A moment that perfectly captures Nangle's performance comes while countered in the first scene against the witticisms of colleague Algernon Montcrieff, played by first-year Michael Stevens, also making his UT debut. Nangle saves the forced and contrived beginnings of the scene by imbuing his character with that scintillation of expression that should be so demanded of actors. When his Jack informs Algernon that he has invented a fake brother—Earnest—to serve as a pretext for evading the vacuous countryside in favor of cosmopolitan London, he launches into an overly defensive discourse on why he has invented Earnest, why this is a good thing, and what he proposes to do with his creation. He ends his mouthful, exasperated and matter-of-factly, with a "that is the whole truth, pure and simple."

Prior to third-year Chris Martin's entrance as Lady Bracknell, Stevens's Algernon leaves a bit to be desired. The scene's forced quality comes from Stevens having deftly memorized Algernon's brilliant Lord Henry-esque lines without having attached to them the authority so stipulated by their nature. His Algernon seems too capricious, too goofy, too undistinguished. Scene one almost seems to demand that Algernon exhibit not just the dexterity of speech that Wilde's Lord Henry shows in Dorian Gray, but also the impression that he owns the scene against the bumbling insecurity of poor Jack.

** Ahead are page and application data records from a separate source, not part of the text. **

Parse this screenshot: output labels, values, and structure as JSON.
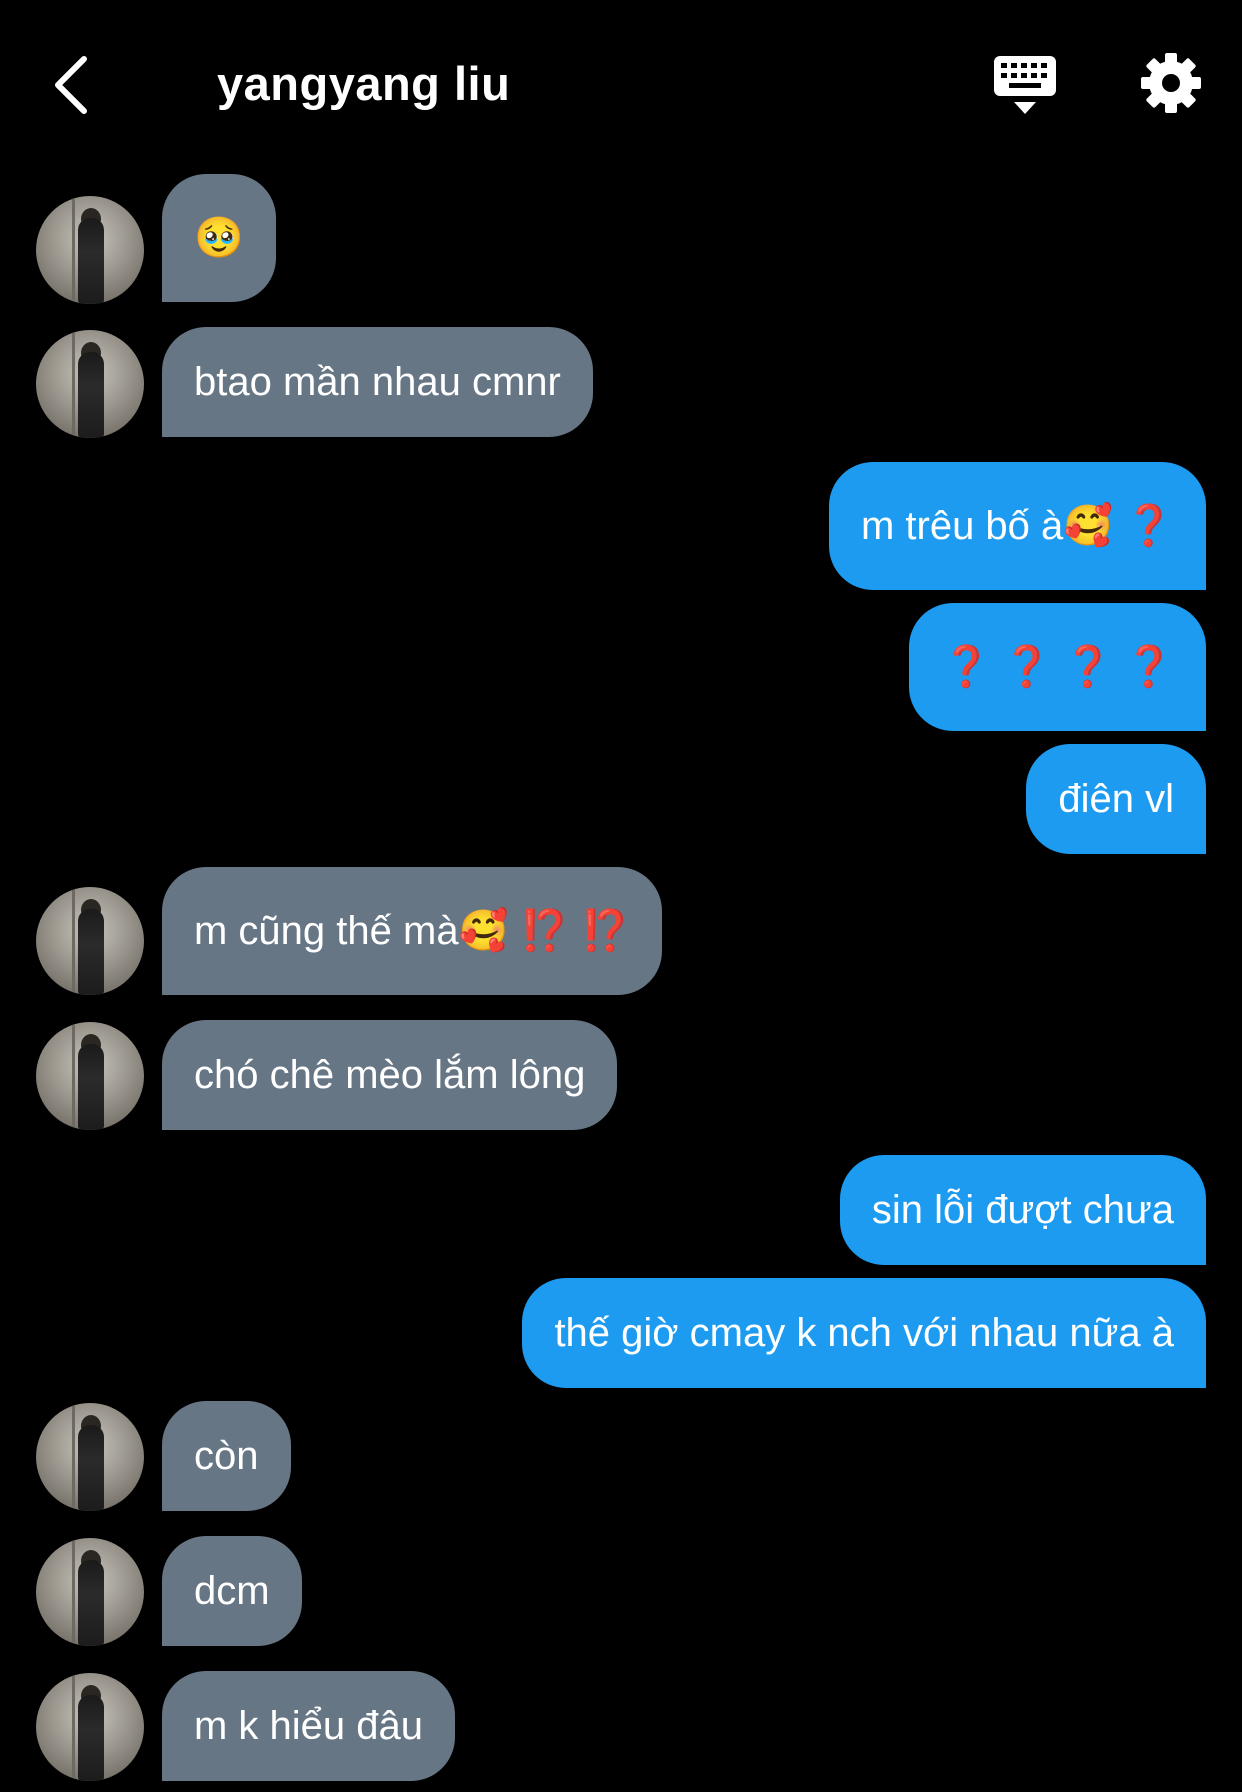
{
  "header": {
    "title": "yangyang liu"
  },
  "messages": [
    {
      "side": "in",
      "text": "🥹"
    },
    {
      "side": "in",
      "text": "btao mần nhau cmnr"
    },
    {
      "side": "out",
      "text": "m trêu bố à🥰 ❓"
    },
    {
      "side": "out",
      "text": "❓ ❓ ❓ ❓"
    },
    {
      "side": "out",
      "text": "điên vl"
    },
    {
      "side": "in",
      "text": "m cũng thế mà🥰 ⁉️ ⁉️"
    },
    {
      "side": "in",
      "text": "chó chê mèo lắm lông"
    },
    {
      "side": "out",
      "text": "sin lỗi đượt chưa"
    },
    {
      "side": "out",
      "text": "thế giờ cmay k nch với nhau nữa à"
    },
    {
      "side": "in",
      "text": "còn"
    },
    {
      "side": "in",
      "text": "dcm"
    },
    {
      "side": "in",
      "text": "m k hiểu đâu"
    }
  ],
  "colors": {
    "incoming_bubble": "#677684",
    "outgoing_bubble": "#1d9bf0",
    "background": "#000000"
  },
  "icons": [
    "back-chevron-icon",
    "keyboard-icon",
    "gear-icon"
  ]
}
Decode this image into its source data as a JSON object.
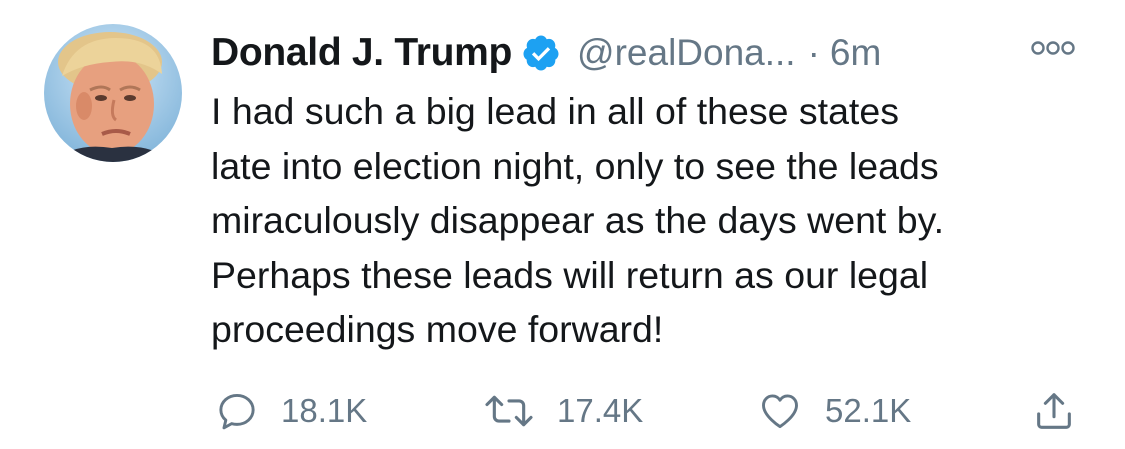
{
  "tweet": {
    "author": {
      "display_name": "Donald J. Trump",
      "handle": "@realDona...",
      "verified": true,
      "avatar_icon": "profile-photo"
    },
    "separator": "·",
    "time": "6m",
    "text_lines": [
      "I had such a big lead in all of these states",
      "late into election night, only to see the leads",
      "miraculously disappear as the days went by.",
      "Perhaps these leads will return as our legal",
      "proceedings move forward!"
    ],
    "metrics": {
      "replies": "18.1K",
      "retweets": "17.4K",
      "likes": "52.1K"
    }
  },
  "colors": {
    "text": "#14171a",
    "secondary": "#657786",
    "verified_blue": "#1da1f2"
  },
  "icons": {
    "verified": "verified-badge-icon",
    "more": "more-options-icon",
    "reply": "reply-icon",
    "retweet": "retweet-icon",
    "like": "heart-icon",
    "share": "share-icon"
  }
}
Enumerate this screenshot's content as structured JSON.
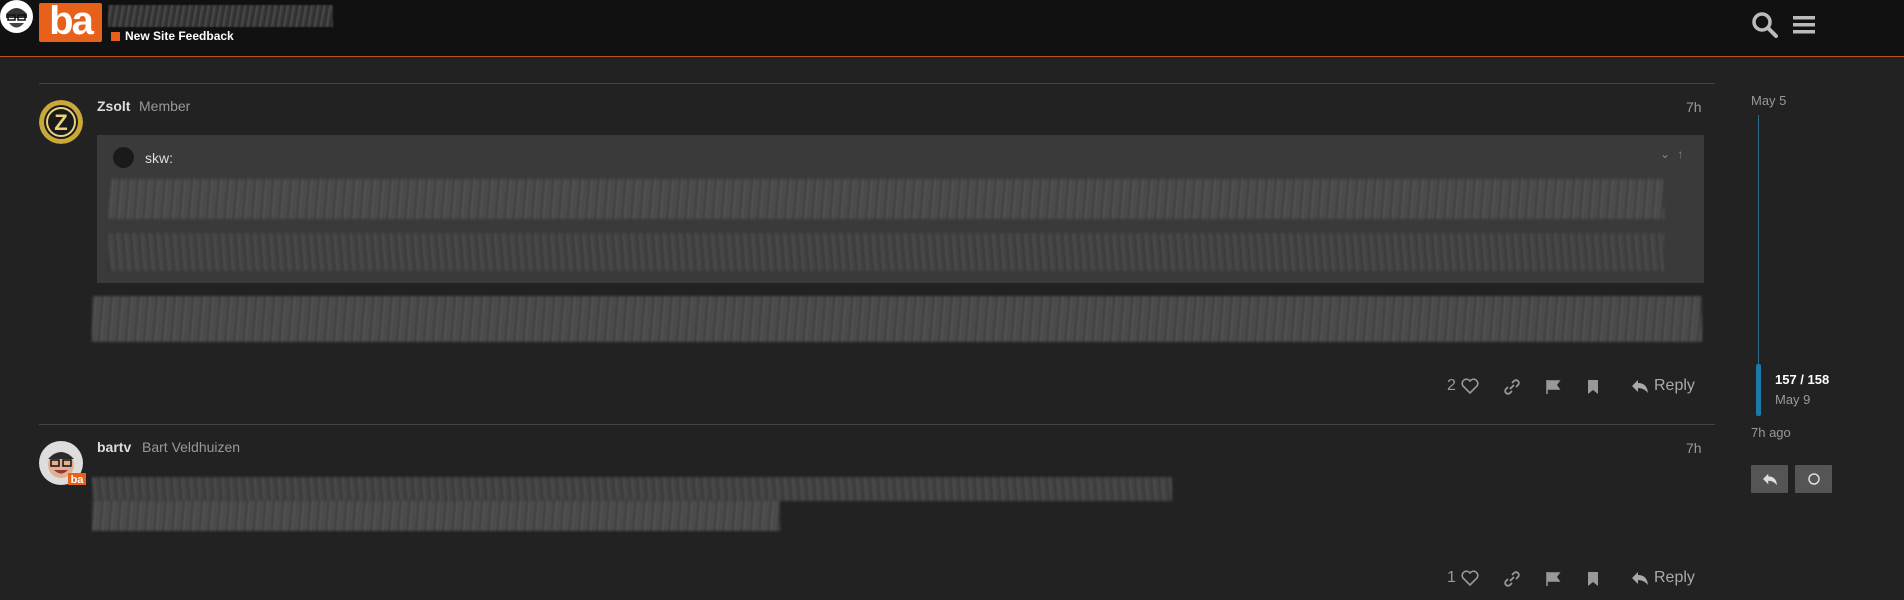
{
  "header": {
    "category": "New Site Feedback",
    "logo_text": "ba"
  },
  "posts": [
    {
      "username": "Zsolt",
      "user_title": "Member",
      "time": "7h",
      "quote_user": "skw:",
      "likes": "2",
      "reply_label": "Reply"
    },
    {
      "username": "bartv",
      "user_title": "Bart Veldhuizen",
      "time": "7h",
      "likes": "1",
      "reply_label": "Reply"
    }
  ],
  "timeline": {
    "start_date": "May 5",
    "position": "157 / 158",
    "current_date": "May 9",
    "last_activity": "7h ago",
    "position_fraction": 0.994
  },
  "colors": {
    "accent": "#e8611a",
    "timeline": "#1a7aa8",
    "background": "#222222"
  },
  "icons": [
    "search-icon",
    "hamburger-menu-icon",
    "heart-icon",
    "link-icon",
    "flag-icon",
    "bookmark-icon",
    "reply-icon",
    "chevron-down-icon",
    "arrow-up-icon",
    "circle-icon"
  ]
}
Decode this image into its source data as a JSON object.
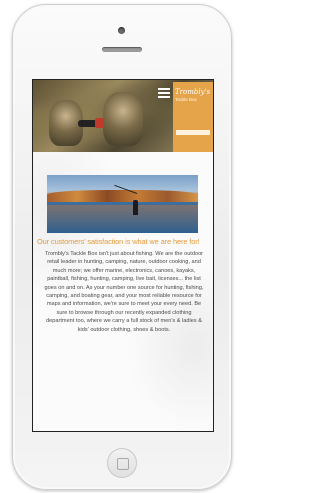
{
  "site": {
    "logo": {
      "title": "Trombly's",
      "subtitle": "Tackle Box"
    }
  },
  "content": {
    "headline": "Our customers' satisfaction is what we are here for!",
    "body": "Trombly's Tackle Box isn't just about fishing. We are the outdoor retail leader in hunting, camping, nature, outdoor cooking, and much more; we offer marine, electronics, canoes, kayaks, paintball, fishing, hunting, camping, live bait, licenses... the list goes on and on. As your number one source for hunting, fishing, camping, and boating gear, and your most reliable resource for maps and information, we're sure to meet your every need. Be sure to browse through our recently expanded clothing department too, where we carry a full stock of men's & ladies & kids' outdoor clothing, shoes & boots."
  },
  "icons": {
    "menu": "hamburger-menu-icon"
  },
  "colors": {
    "accent": "#e6a44a",
    "headline": "#e39a3c",
    "body_text": "#4a4a4a"
  }
}
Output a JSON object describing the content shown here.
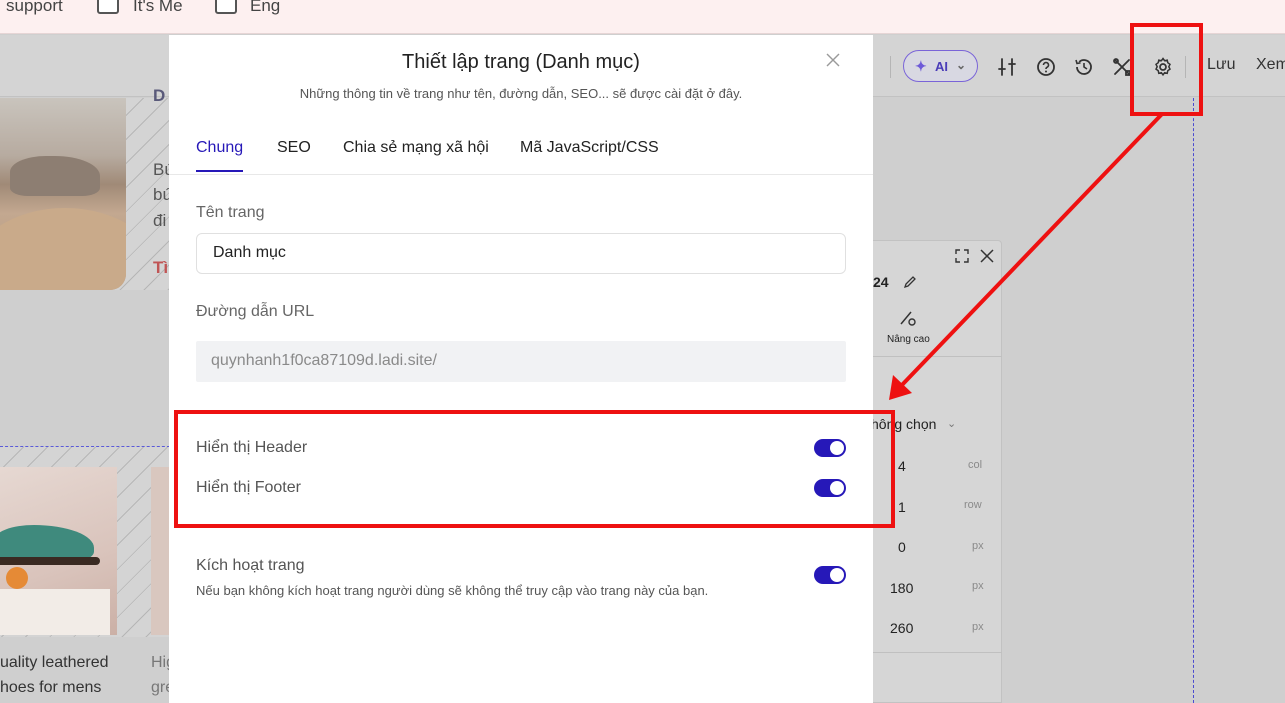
{
  "top_strip": {
    "item1": "support",
    "item2": "It's Me",
    "item3": "Eng"
  },
  "toolbar": {
    "ai_label": "AI",
    "save_label": "Lưu",
    "view_label": "Xem"
  },
  "background_canvas": {
    "text_lines": [
      "D",
      "Bú",
      "bú",
      "đi",
      "Tì"
    ],
    "caption_left_1": "uality leathered",
    "caption_left_2": "hoes for mens",
    "caption_right_1": "Hig",
    "caption_right_2": "gre"
  },
  "side_panel": {
    "title_fragment": "24",
    "advanced_label": "Nâng cao",
    "select_value": "hông chọn",
    "rows": [
      {
        "value": "4",
        "unit": "col"
      },
      {
        "value": "1",
        "unit": "row"
      },
      {
        "value": "0",
        "unit": "px"
      },
      {
        "value": "180",
        "unit": "px"
      },
      {
        "value": "260",
        "unit": "px"
      }
    ]
  },
  "modal": {
    "title": "Thiết lập trang (Danh mục)",
    "subtitle": "Những thông tin về trang như tên, đường dẫn, SEO... sẽ được cài đặt ở đây.",
    "tabs": [
      {
        "label": "Chung",
        "active": true
      },
      {
        "label": "SEO",
        "active": false
      },
      {
        "label": "Chia sẻ mạng xã hội",
        "active": false
      },
      {
        "label": "Mã JavaScript/CSS",
        "active": false
      }
    ],
    "page_name_label": "Tên trang",
    "page_name_value": "Danh mục",
    "url_label": "Đường dẫn URL",
    "url_value": "quynhanh1f0ca87109d.ladi.site/",
    "show_header_label": "Hiển thị Header",
    "show_header_on": true,
    "show_footer_label": "Hiển thị Footer",
    "show_footer_on": true,
    "activate_label": "Kích hoạt trang",
    "activate_help": "Nếu bạn không kích hoạt trang người dùng sẽ không thể truy cập vào trang này của bạn.",
    "activate_on": true
  },
  "colors": {
    "accent": "#2618b8",
    "annotation": "#ee1111",
    "overlay": "#cfcfcf"
  },
  "icons": [
    "sparkle-icon",
    "chevron-down-icon",
    "sliders-icon",
    "help-circle-icon",
    "history-icon",
    "tools-icon",
    "gear-icon",
    "close-icon",
    "expand-icon",
    "edit-icon",
    "settings-advanced-icon"
  ]
}
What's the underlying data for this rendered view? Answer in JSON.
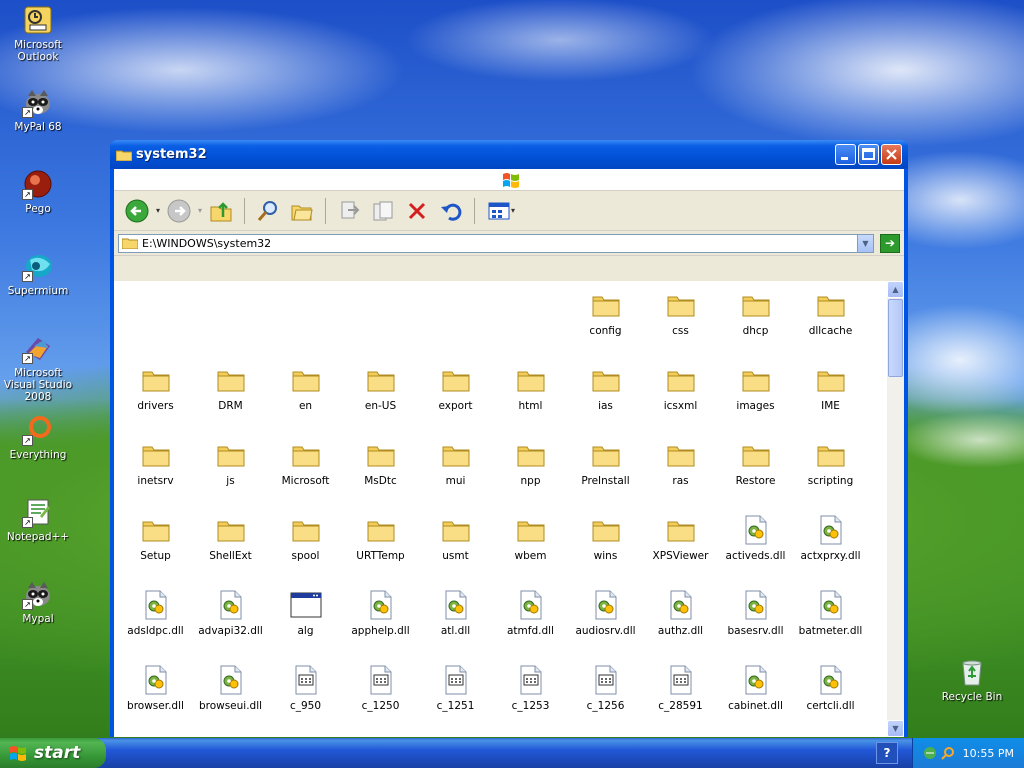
{
  "desktop_icons": [
    {
      "label": "Microsoft Outlook",
      "icon": "outlook-icon"
    },
    {
      "label": "MyPal 68",
      "icon": "raccoon-icon"
    },
    {
      "label": "Pego",
      "icon": "pego-icon"
    },
    {
      "label": "Supermium",
      "icon": "supermium-icon"
    },
    {
      "label": "Microsoft Visual Studio 2008",
      "icon": "visual-studio-icon"
    },
    {
      "label": "Everything",
      "icon": "everything-icon"
    },
    {
      "label": "Notepad++",
      "icon": "notepadpp-icon"
    },
    {
      "label": "Mypal",
      "icon": "raccoon-icon"
    },
    {
      "label": "Recycle Bin",
      "icon": "recycle-bin-icon"
    }
  ],
  "window": {
    "title": "system32",
    "address": "E:\\WINDOWS\\system32"
  },
  "files": [
    {
      "name": "config",
      "type": "folder"
    },
    {
      "name": "css",
      "type": "folder"
    },
    {
      "name": "dhcp",
      "type": "folder"
    },
    {
      "name": "dllcache",
      "type": "folder"
    },
    {
      "name": "drivers",
      "type": "folder"
    },
    {
      "name": "DRM",
      "type": "folder"
    },
    {
      "name": "en",
      "type": "folder"
    },
    {
      "name": "en-US",
      "type": "folder"
    },
    {
      "name": "export",
      "type": "folder"
    },
    {
      "name": "html",
      "type": "folder"
    },
    {
      "name": "ias",
      "type": "folder"
    },
    {
      "name": "icsxml",
      "type": "folder"
    },
    {
      "name": "images",
      "type": "folder"
    },
    {
      "name": "IME",
      "type": "folder"
    },
    {
      "name": "inetsrv",
      "type": "folder"
    },
    {
      "name": "js",
      "type": "folder"
    },
    {
      "name": "Microsoft",
      "type": "folder"
    },
    {
      "name": "MsDtc",
      "type": "folder"
    },
    {
      "name": "mui",
      "type": "folder"
    },
    {
      "name": "npp",
      "type": "folder"
    },
    {
      "name": "PreInstall",
      "type": "folder"
    },
    {
      "name": "ras",
      "type": "folder"
    },
    {
      "name": "Restore",
      "type": "folder"
    },
    {
      "name": "scripting",
      "type": "folder"
    },
    {
      "name": "Setup",
      "type": "folder"
    },
    {
      "name": "ShellExt",
      "type": "folder"
    },
    {
      "name": "spool",
      "type": "folder"
    },
    {
      "name": "URTTemp",
      "type": "folder"
    },
    {
      "name": "usmt",
      "type": "folder"
    },
    {
      "name": "wbem",
      "type": "folder"
    },
    {
      "name": "wins",
      "type": "folder"
    },
    {
      "name": "XPSViewer",
      "type": "folder"
    },
    {
      "name": "activeds.dll",
      "type": "dll"
    },
    {
      "name": "actxprxy.dll",
      "type": "dll"
    },
    {
      "name": "adsldpc.dll",
      "type": "dll"
    },
    {
      "name": "advapi32.dll",
      "type": "dll"
    },
    {
      "name": "alg",
      "type": "app"
    },
    {
      "name": "apphelp.dll",
      "type": "dll"
    },
    {
      "name": "atl.dll",
      "type": "dll"
    },
    {
      "name": "atmfd.dll",
      "type": "dll"
    },
    {
      "name": "audiosrv.dll",
      "type": "dll"
    },
    {
      "name": "authz.dll",
      "type": "dll"
    },
    {
      "name": "basesrv.dll",
      "type": "dll"
    },
    {
      "name": "batmeter.dll",
      "type": "dll"
    },
    {
      "name": "browser.dll",
      "type": "dll"
    },
    {
      "name": "browseui.dll",
      "type": "dll"
    },
    {
      "name": "c_950",
      "type": "nls"
    },
    {
      "name": "c_1250",
      "type": "nls"
    },
    {
      "name": "c_1251",
      "type": "nls"
    },
    {
      "name": "c_1253",
      "type": "nls"
    },
    {
      "name": "c_1256",
      "type": "nls"
    },
    {
      "name": "c_28591",
      "type": "nls"
    },
    {
      "name": "cabinet.dll",
      "type": "dll"
    },
    {
      "name": "certcli.dll",
      "type": "dll"
    },
    {
      "name": "",
      "type": "dll"
    },
    {
      "name": "",
      "type": "dll"
    },
    {
      "name": "",
      "type": "dll"
    },
    {
      "name": "",
      "type": "console"
    },
    {
      "name": "",
      "type": "dll"
    },
    {
      "name": "",
      "type": "dll"
    },
    {
      "name": "",
      "type": "dll"
    },
    {
      "name": "",
      "type": "dll"
    },
    {
      "name": "",
      "type": "dll"
    },
    {
      "name": "",
      "type": "dll"
    }
  ],
  "taskbar": {
    "start_label": "start",
    "help_label": "?",
    "clock": "10:55 PM"
  }
}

Perhaps his Austin Powers-like entrance at the play's commencement struck a cord of discontentment for me. Or perhaps the way that Stevens's lines rolled effortlessly and inexpressively down his chin left me wanting something more. I almost felt like Manservant Lane (played by fourth-year in the College Keith Skretch, who also takes the role of country bumpkin Butler Merriman, a role that is worth the $10 admission fee) added more in the way of expressive authenticity than did Stevens's Algernon, who clearly had the more favorable lines. By the time Lady Bracknell so mercifully arrived in scene one, I had made up my mind that Stevens seemed more reminiscent of Saturday Night Live's Tim Meadows-fashioned Ladies' Man character than a self-contained yet significant, cynical Brit.

Enter Lady Bracknell, however, and the show reaches a full gallop. Stevens is suddenly on key with his disposition and timing. The nasally booming voice of Martin's Bracknell sends Jack into fearful convulsions, while the audience erupts in laughter as diatribe after self-righteous diatribe spews forth from the portly "woman," a performance that would leave most theater laymen out of breath. The part could have only been played by a talented veteran, and Martin does, of course, a magnificent job. No amount of critical accolade in our humble publication will do justice to his performance. Just slap down the $10 and take a worthwhile peek.

Before I conclude, let me just say that UT's favorite coppertop Ian Romain's brief cameo as the gardener is one of the show's more memorable moments. The theatrical clip, while brief, shows promise, and I hope to see Ian in future UT extravaganzas.

The Importance of Being Earnest is playing on Friday and Saturday at 8 p.m. in the Francis X. Kinahan Third Floor Theater. Go have a ball, and do be so gracious as to thank the director, fourth-year Jack Tamburri.